= What to work on =
Only lines holding the string "JOIN" are wanted; copy each one from the material.

= Provided material =

======

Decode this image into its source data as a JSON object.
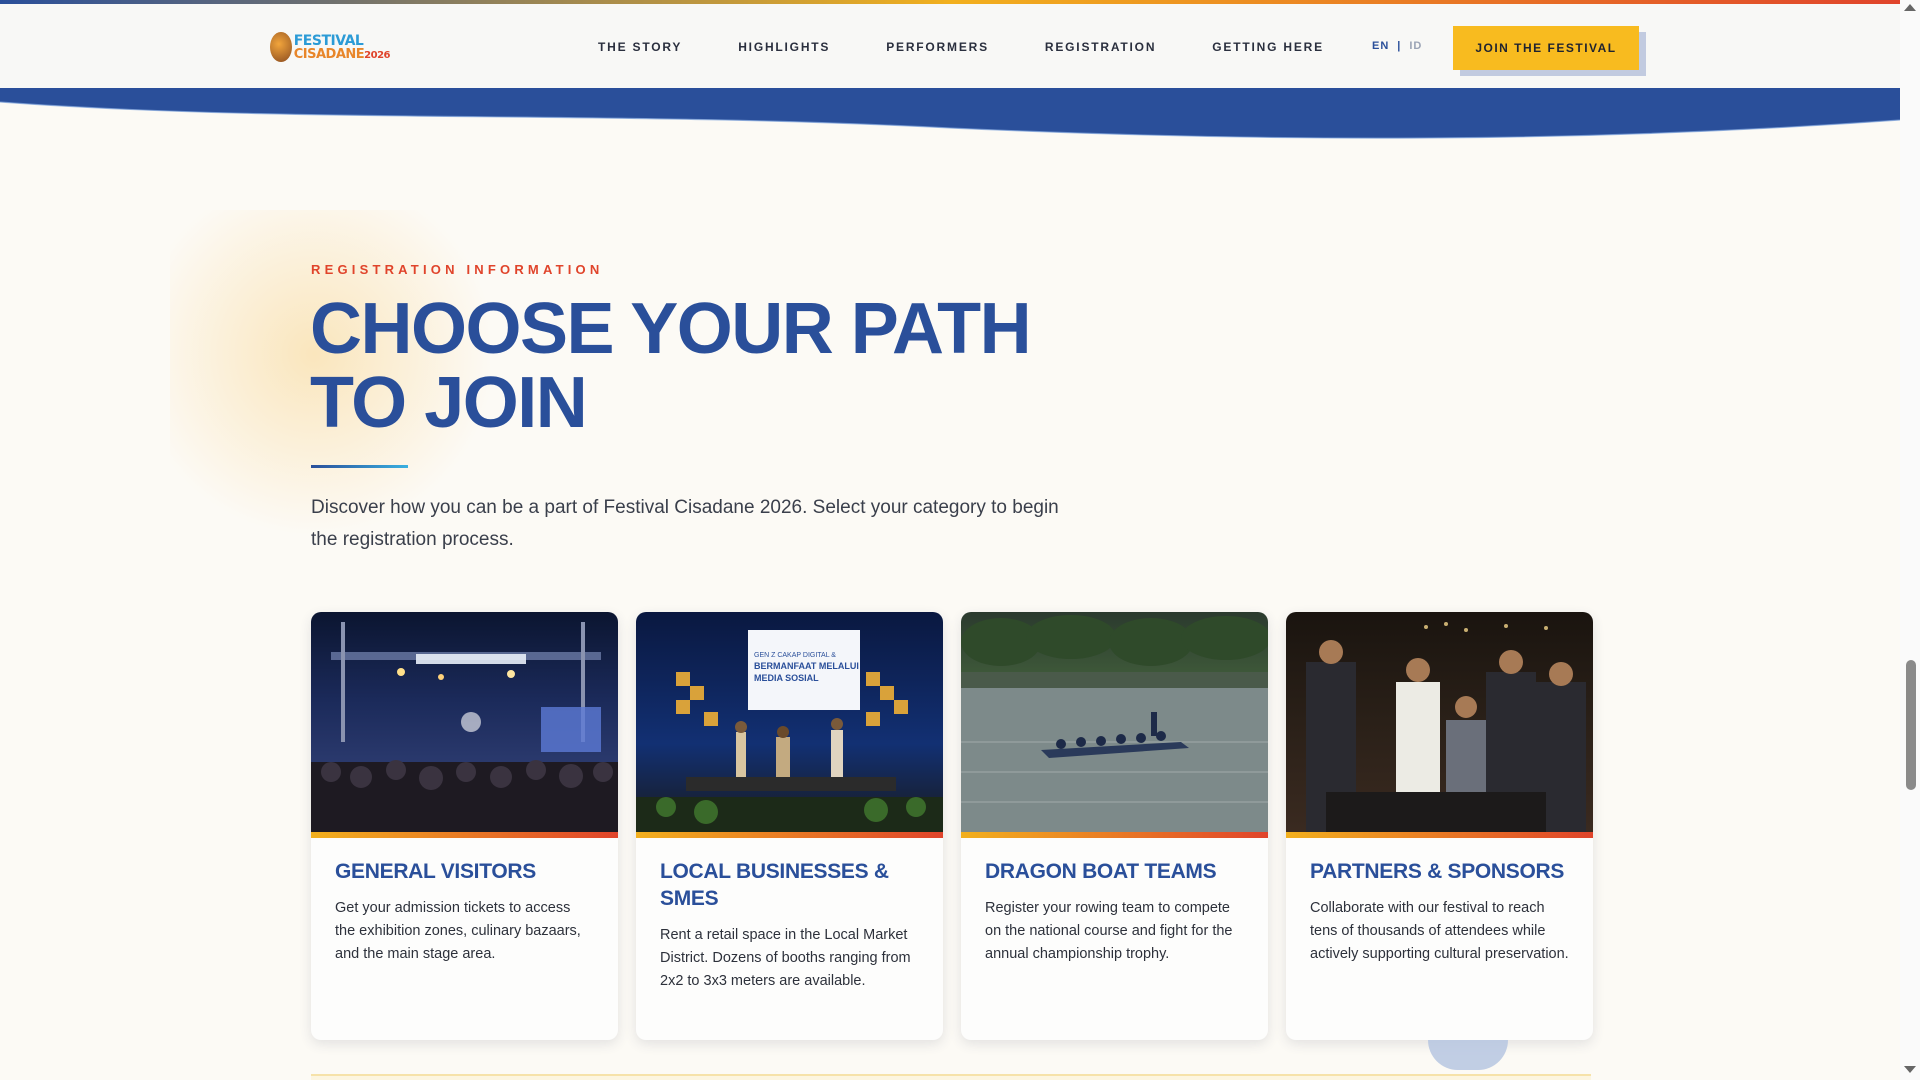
{
  "header": {
    "logo_line1": "FESTIVAL",
    "logo_line2": "CISADANE",
    "logo_year": "2026",
    "nav": [
      {
        "label": "THE STORY"
      },
      {
        "label": "HIGHLIGHTS"
      },
      {
        "label": "PERFORMERS"
      },
      {
        "label": "REGISTRATION"
      },
      {
        "label": "GETTING HERE"
      }
    ],
    "lang_en": "EN",
    "lang_sep": "|",
    "lang_id": "ID",
    "cta": "JOIN THE FESTIVAL"
  },
  "section": {
    "eyebrow": "REGISTRATION INFORMATION",
    "title": "CHOOSE YOUR PATH TO JOIN",
    "intro": "Discover how you can be a part of Festival Cisadane 2026. Select your category to begin the registration process."
  },
  "cards": [
    {
      "title": "GENERAL VISITORS",
      "text": "Get your admission tickets to access the exhibition zones, culinary bazaars, and the main stage area."
    },
    {
      "title": "LOCAL BUSINESSES & SMES",
      "text": "Rent a retail space in the Local Market District. Dozens of booths ranging from 2x2 to 3x3 meters are available."
    },
    {
      "title": "DRAGON BOAT TEAMS",
      "text": "Register your rowing team to compete on the national course and fight for the annual championship trophy."
    },
    {
      "title": "PARTNERS & SPONSORS",
      "text": "Collaborate with our festival to reach tens of thousands of attendees while actively supporting cultural preservation."
    }
  ],
  "photo_banner": {
    "line1": "GEN Z CAKAP DIGITAL &",
    "line2": "BERMANFAAT MELALUI",
    "line3": "MEDIA SOSIAL"
  },
  "colors": {
    "brand_blue": "#2a4f9a",
    "accent_yellow": "#f8bb1f",
    "accent_red": "#e0442b"
  }
}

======

= Problem solution =
    "cta": "JOIN THE FESTIVAL"
    "title": "CHOOSE YOUR PATH TO JOIN",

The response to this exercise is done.